======== DATA SHOWN

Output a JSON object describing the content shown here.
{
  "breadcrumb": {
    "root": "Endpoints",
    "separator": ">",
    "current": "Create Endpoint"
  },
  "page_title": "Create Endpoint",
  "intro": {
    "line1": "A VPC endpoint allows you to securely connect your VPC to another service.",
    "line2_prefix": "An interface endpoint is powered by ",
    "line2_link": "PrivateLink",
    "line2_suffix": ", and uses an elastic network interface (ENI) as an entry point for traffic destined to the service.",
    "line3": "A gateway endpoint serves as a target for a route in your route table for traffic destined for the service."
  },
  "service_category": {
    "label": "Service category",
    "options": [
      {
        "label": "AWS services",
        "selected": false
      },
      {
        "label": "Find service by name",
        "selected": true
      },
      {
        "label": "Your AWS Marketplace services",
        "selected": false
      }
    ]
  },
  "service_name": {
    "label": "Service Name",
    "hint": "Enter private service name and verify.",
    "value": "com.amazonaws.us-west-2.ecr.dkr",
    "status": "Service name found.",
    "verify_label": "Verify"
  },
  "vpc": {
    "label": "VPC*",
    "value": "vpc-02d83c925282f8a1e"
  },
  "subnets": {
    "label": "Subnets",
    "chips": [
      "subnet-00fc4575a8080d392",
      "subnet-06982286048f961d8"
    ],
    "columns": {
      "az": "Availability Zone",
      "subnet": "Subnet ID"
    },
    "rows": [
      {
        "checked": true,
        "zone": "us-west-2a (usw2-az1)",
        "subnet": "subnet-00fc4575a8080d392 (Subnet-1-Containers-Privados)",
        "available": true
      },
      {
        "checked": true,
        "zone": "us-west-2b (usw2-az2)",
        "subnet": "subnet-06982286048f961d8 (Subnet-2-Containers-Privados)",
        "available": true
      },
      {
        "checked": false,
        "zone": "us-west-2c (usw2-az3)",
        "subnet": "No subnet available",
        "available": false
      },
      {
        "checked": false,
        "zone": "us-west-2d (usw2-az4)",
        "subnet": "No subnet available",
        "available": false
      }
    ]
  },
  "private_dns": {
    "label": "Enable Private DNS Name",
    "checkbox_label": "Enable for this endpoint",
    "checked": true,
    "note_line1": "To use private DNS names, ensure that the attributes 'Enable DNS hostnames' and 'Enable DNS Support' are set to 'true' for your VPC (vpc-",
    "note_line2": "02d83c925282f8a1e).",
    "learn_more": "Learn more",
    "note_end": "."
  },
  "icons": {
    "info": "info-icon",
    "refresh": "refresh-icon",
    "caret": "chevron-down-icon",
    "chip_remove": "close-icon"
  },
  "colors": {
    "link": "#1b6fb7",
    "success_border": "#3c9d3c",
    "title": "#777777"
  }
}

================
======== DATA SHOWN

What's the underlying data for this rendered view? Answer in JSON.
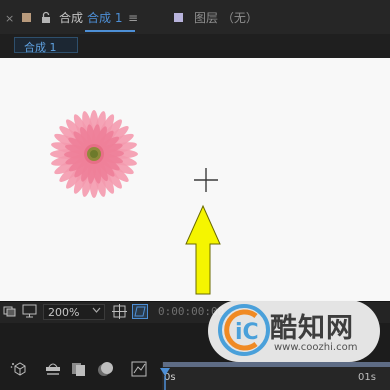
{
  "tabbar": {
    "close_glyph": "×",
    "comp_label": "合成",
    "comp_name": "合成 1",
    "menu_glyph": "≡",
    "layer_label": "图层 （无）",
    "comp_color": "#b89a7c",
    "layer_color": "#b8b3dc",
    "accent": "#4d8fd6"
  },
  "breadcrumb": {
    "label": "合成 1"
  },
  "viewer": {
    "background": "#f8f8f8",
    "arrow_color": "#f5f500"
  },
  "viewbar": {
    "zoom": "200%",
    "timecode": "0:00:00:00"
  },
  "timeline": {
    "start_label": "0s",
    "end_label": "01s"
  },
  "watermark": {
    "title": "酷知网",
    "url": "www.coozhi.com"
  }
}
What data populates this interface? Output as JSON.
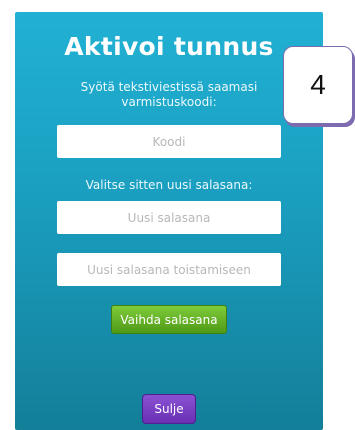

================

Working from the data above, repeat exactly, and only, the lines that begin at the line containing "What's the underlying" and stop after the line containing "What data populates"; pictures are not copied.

_RESULT OF THIS TASK:_
What's the underlying data for this rendered view? Answer in JSON.
{
  "tabbar": {
    "close_glyph": "×",
    "comp_label": "合成",
    "comp_name": "合成 1",
    "menu_glyph": "≡",
    "layer_label": "图层 （无）",
    "comp_color": "#b89a7c",
    "layer_color": "#b8b3dc",
    "accent": "#4d8fd6"
  },
  "breadcrumb": {
    "label": "合成 1"
  },
  "viewer": {
    "background": "#f8f8f8",
    "arrow_color": "#f5f500"
  },
  "viewbar": {
    "zoom": "200%",
    "timecode": "0:00:00:00"
  },
  "timeline": {
    "start_label": "0s",
    "end_label": "01s"
  },
  "watermark": {
    "title": "酷知网",
    "url": "www.coozhi.com"
  }
}
What data populates this interface? Output as JSON.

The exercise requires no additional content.